After all, in 2016, an actual anti-democratic election, it was women - not Bernie Sanders - who organized, led, and participated in the largest single-day protests in US history, largely in response to Donald Trump's electoral college "win" and popular vote loss to Hillary Clinton (in addition to the fact that Trump is a racist, xenophobic admitted sexual predator).

And sure, because I know some people might be thinking it, Bernie was not the Democratic nominee in 2016 and thus some might say he had "no" responsibility to lead such protests, but why not? Why would he not have that moral responsibility now, in fact, when there are kids in concentration camps, when sexual predators are in the White House and on SCOTUS, when climate change poses an existential threat to our planet, or any myriad of issues beyond "I got an election stolen from me so now it's a crisis"?

The other interesting note about this opinion is that we already have historical precedent for how Bernie would react to real and perceived anti-democratic elections. 

In the 2016 primaries, of course, many of his supporters believe he only lost the primary to Hillary Clinton because it was "rigged" against him.
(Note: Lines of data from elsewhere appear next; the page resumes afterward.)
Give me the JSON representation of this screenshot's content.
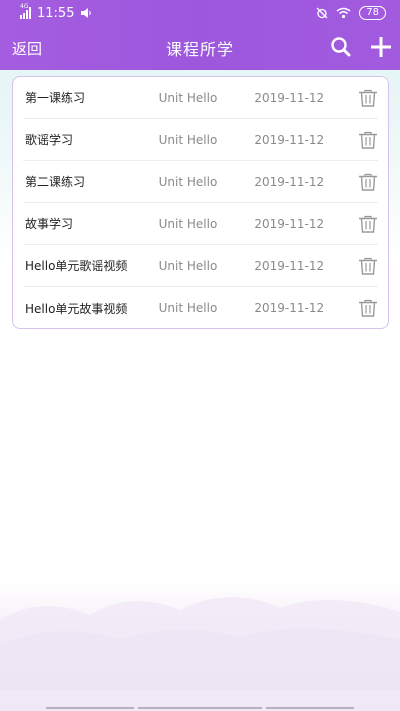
{
  "status_bar": {
    "network": "4G",
    "time": "11:55",
    "battery": "78"
  },
  "header": {
    "back_label": "返回",
    "title": "课程所学"
  },
  "icons": {
    "search": "search-icon",
    "add": "plus-icon",
    "delete": "trash-icon"
  },
  "colors": {
    "header": "#a05ade",
    "card_border": "#d5c3ee",
    "muted_text": "#8a8a8a"
  },
  "lessons": [
    {
      "name": "第一课练习",
      "unit": "Unit Hello",
      "date": "2019-11-12"
    },
    {
      "name": "歌谣学习",
      "unit": "Unit Hello",
      "date": "2019-11-12"
    },
    {
      "name": "第二课练习",
      "unit": "Unit Hello",
      "date": "2019-11-12"
    },
    {
      "name": "故事学习",
      "unit": "Unit Hello",
      "date": "2019-11-12"
    },
    {
      "name": "Hello单元歌谣视频",
      "unit": "Unit Hello",
      "date": "2019-11-12"
    },
    {
      "name": "Hello单元故事视频",
      "unit": "Unit Hello",
      "date": "2019-11-12"
    }
  ]
}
Yet, while Bernie did little to put that narrative to rest, he also didn't organize protests against the "unfairness." To me, that suggests he wanted to devote his energies elsewhere, he didn't really believe it was rigged, and/or he correctly ascertained that such protests would be a distraction from the more important goal of defeating Trump.
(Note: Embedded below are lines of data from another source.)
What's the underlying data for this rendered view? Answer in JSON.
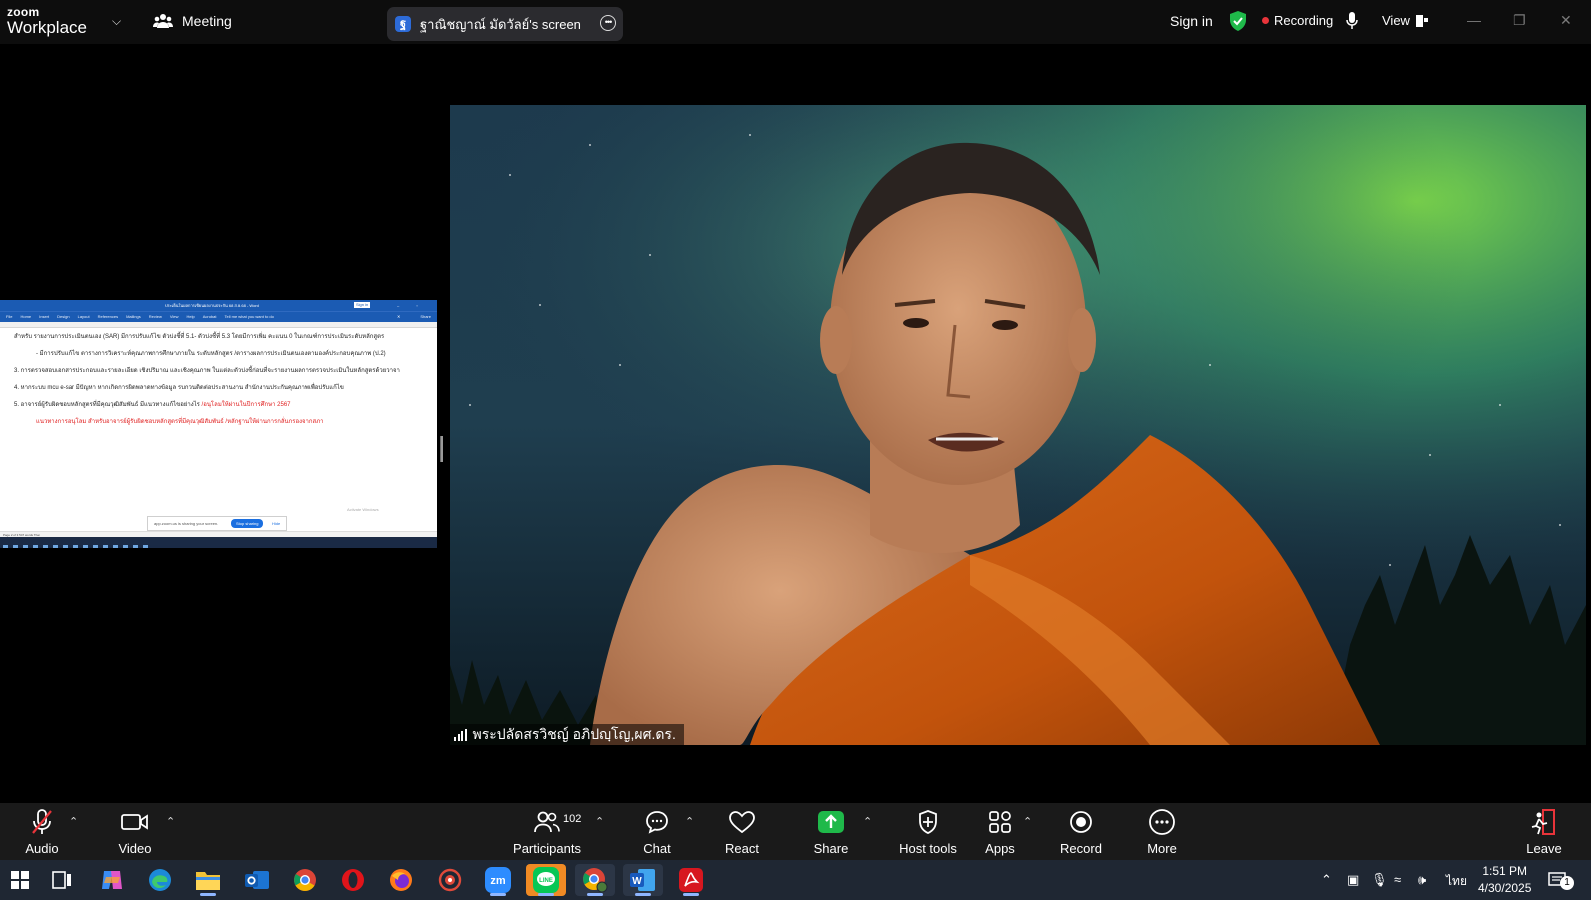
{
  "topbar": {
    "brand_line1": "zoom",
    "brand_line2": "Workplace",
    "meeting_label": "Meeting",
    "share_indicator": "ฐาณิชญาณ์ มัดวัลย์'s screen",
    "share_icon_letter": "ฐ",
    "sign_in": "Sign in",
    "recording": "Recording",
    "view": "View"
  },
  "shared_doc": {
    "title": "ประเด็นในผลการเขียนผลงานประกัน 68 ส.ย.68 - Word",
    "sign_in": "Sign in",
    "ribbon": [
      "File",
      "Home",
      "Insert",
      "Design",
      "Layout",
      "References",
      "Mailings",
      "Review",
      "View",
      "Help",
      "Acrobat",
      "Tell me what you want to do",
      "Share"
    ],
    "lines": [
      "สำหรับ รายงานการประเมินตนเอง (SAR) มีการปรับแก้ไข ตัวบ่งชี้ที่ 5.1- ตัวบ่งชี้ที่ 5.3 โดยมีการเพิ่ม คะแนน 0 ในเกณฑ์การประเมินระดับหลักสูตร",
      "- มีการปรับแก้ไข ตารางการวิเคราะห์คุณภาพการศึกษาภายใน ระดับหลักสูตร /ตารางผลการประเมินตนเองตามองค์ประกอบคุณภาพ (ป.2)",
      "3. การตรวจสอบเอกสารประกอบและรายละเอียด เชิงปริมาณ และเชิงคุณภาพ ในแต่ละตัวบ่งชี้ก่อนที่จะรายงานผลการตรวจประเมินในหลักสูตรด้วยวาจา",
      "4. หากระบบ mcu e-sar มีปัญหา หากเกิดการผิดพลาดทางข้อมูล รบกวนติดต่อประสานงาน สำนักงานประกันคุณภาพเพื่อปรับแก้ไข",
      "5. อาจารย์ผู้รับผิดชอบหลักสูตรที่มีคุณวุฒิสัมพันธ์ มีแนวทางแก้ไขอย่างไร",
      "/อนุโลมให้ผ่านในปีการศึกษา 2567",
      "แนวทางการอนุโลม สำหรับอาจารย์ผู้รับผิดชอบหลักสูตรที่มีคุณวุฒิสัมพันธ์ /หลักฐานให้ผ่านการกลั่นกรองจากสภา"
    ],
    "sharebar_text": "app.zoom.us is sharing your screen.",
    "stop_sharing": "Stop sharing",
    "hide": "Hide",
    "status": "Page 2 of 3    547 words    Thai",
    "watermark": "Activate Windows"
  },
  "participant": {
    "name": "พระปลัดสรวิชญ์  อภิปญฺโญ,ผศ.ดร."
  },
  "controls": {
    "audio": "Audio",
    "video": "Video",
    "participants": "Participants",
    "participants_count": "102",
    "chat": "Chat",
    "react": "React",
    "share": "Share",
    "host_tools": "Host tools",
    "apps": "Apps",
    "record": "Record",
    "more": "More",
    "leave": "Leave"
  },
  "colors": {
    "accent_green": "#1fb94a",
    "recording_red": "#e8343a",
    "share_green": "#1fb94a",
    "leave_red": "#e8343a"
  },
  "taskbar": {
    "apps": [
      "start-icon",
      "task-view-icon",
      "copilot-icon",
      "edge-icon",
      "file-explorer-icon",
      "outlook-icon",
      "chrome-icon",
      "opera-icon",
      "firefox-icon",
      "app-icon",
      "zoom-icon",
      "line-icon",
      "chrome-profile-icon",
      "word-icon",
      "acrobat-icon"
    ],
    "language": "ไทย",
    "time": "1:51 PM",
    "date": "4/30/2025",
    "notification_count": "1"
  }
}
Thus, to think that Bernie, an almost-80-year-old man who just had a heart attack, by the way, might lose to Trump in 2020 and then lead the nation in revolutionary protests seems like more of the extremely-bizarre leftist magical thinking around "the Bernie movement" in light of the reality that what Bernie Sanders did during the national crisis of the 2016 election aftermath was: went on a book tour, made a lot of money, and never stopped campaigning for president.

But, in light of everything, I'm especially curious what this grad student thinks would be different and, specifically, more effective about a Bernie Sanders-led protest, compared to the Women's March, after his hypothetical electoral college loss to Trump in 2020, other than the fact that this hypothetical mass protest would be led by a white man who some segments of the left have anointed as their savior.
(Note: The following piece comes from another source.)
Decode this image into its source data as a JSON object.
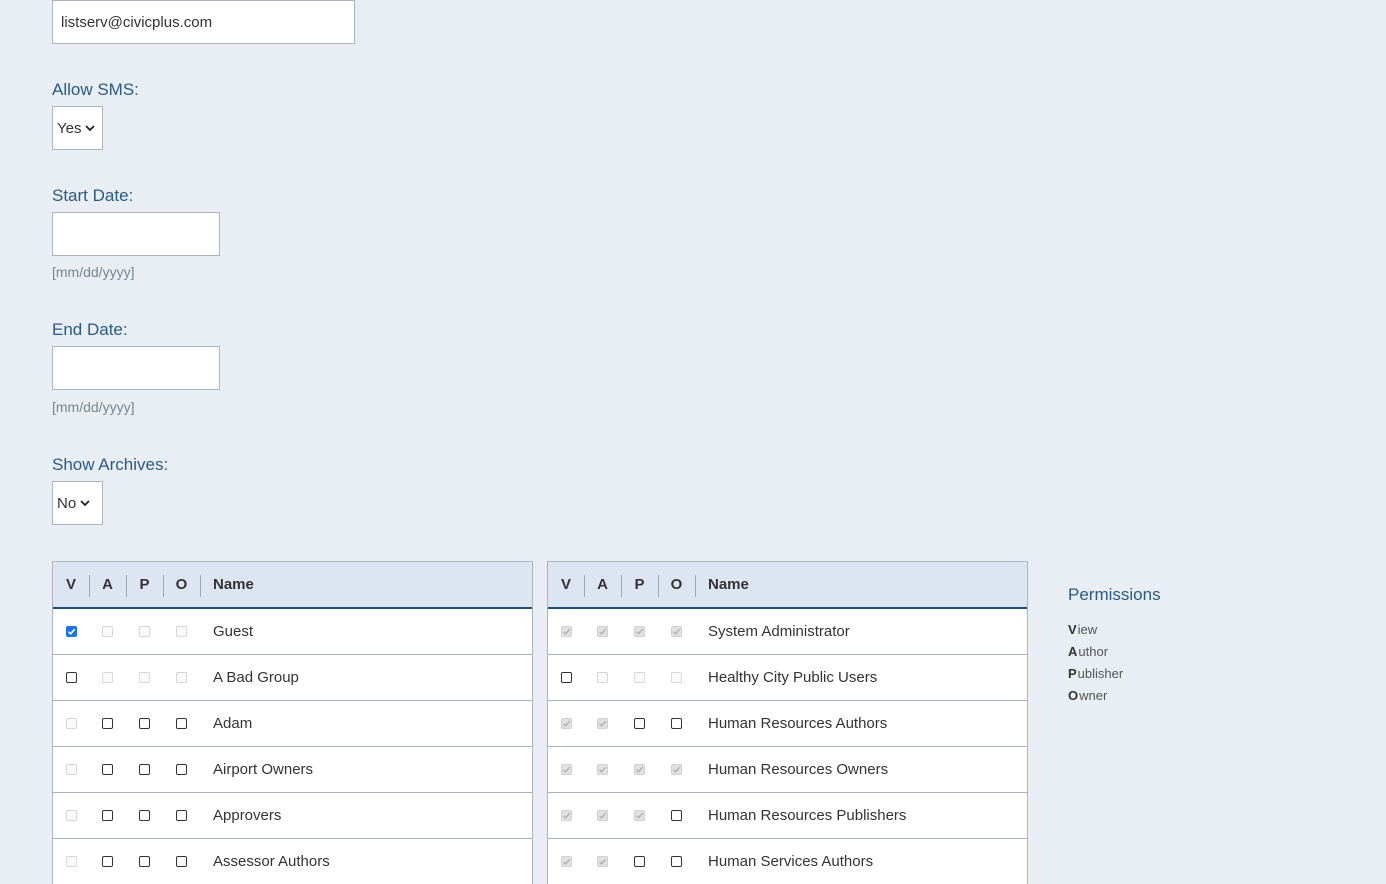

Here, we turn to The Nation's David Klion, who says, in the second revelatory statement of the thread (emphasis added), "It’s like... imagine how 2016 felt, except this time we also like the candidate and they won by an even bigger popular margin. I already think the constitutional order is indefensible! And I’m regularly shocked that not every other thinking person does!"

A-ha! And there it is.

Some Bernie fans simply can't fathom that a large segment of the Women's March protestors were motivated by actually liking Hillary Clinton.  So, a Bernie March in 2020, they believe, would be different and special and effective because people like Bernie, unlike History's Greatest Monster Hillary Clinton, and people would therefore see it as America's Greatest Travesty if Bernie won the popular vote but lost the electoral college to Trump. And, they - The Left - are serious, important political actors in the world, unlike the - from their perspective - vapid wine moms who marched in their ridiculous pink pussy hats hashtag resistance.

To that point, in retrospect, I will just offer my opinion that it was quite possibly the Bernie-adjacent consolidation of leadership over the national Women's March brand that has dampened its reach and effectiveness over the past 3+ years. Regardless of the leadership's motivations, which I do not know, it became hard to trust a movement that appeared to be trying to funnel progressive women's support, not toward general progressive politics and progressive female candidates, but toward a polarizing man's 2020 presidential campaign (Bernie Sanders. I'm talking about Bernie Sanders).

But, from a bigger picture, "Vote for Bernie in the primary, so he can lead mass protests after he loses to Trump" is not actually the ringing endorsement one might think it is.

The electoral college should be abolished. We need an actual plan and path to make that happen, not vague, regressive mumbling among leftists about how an old cranky male politician's likeability will cause the revolution.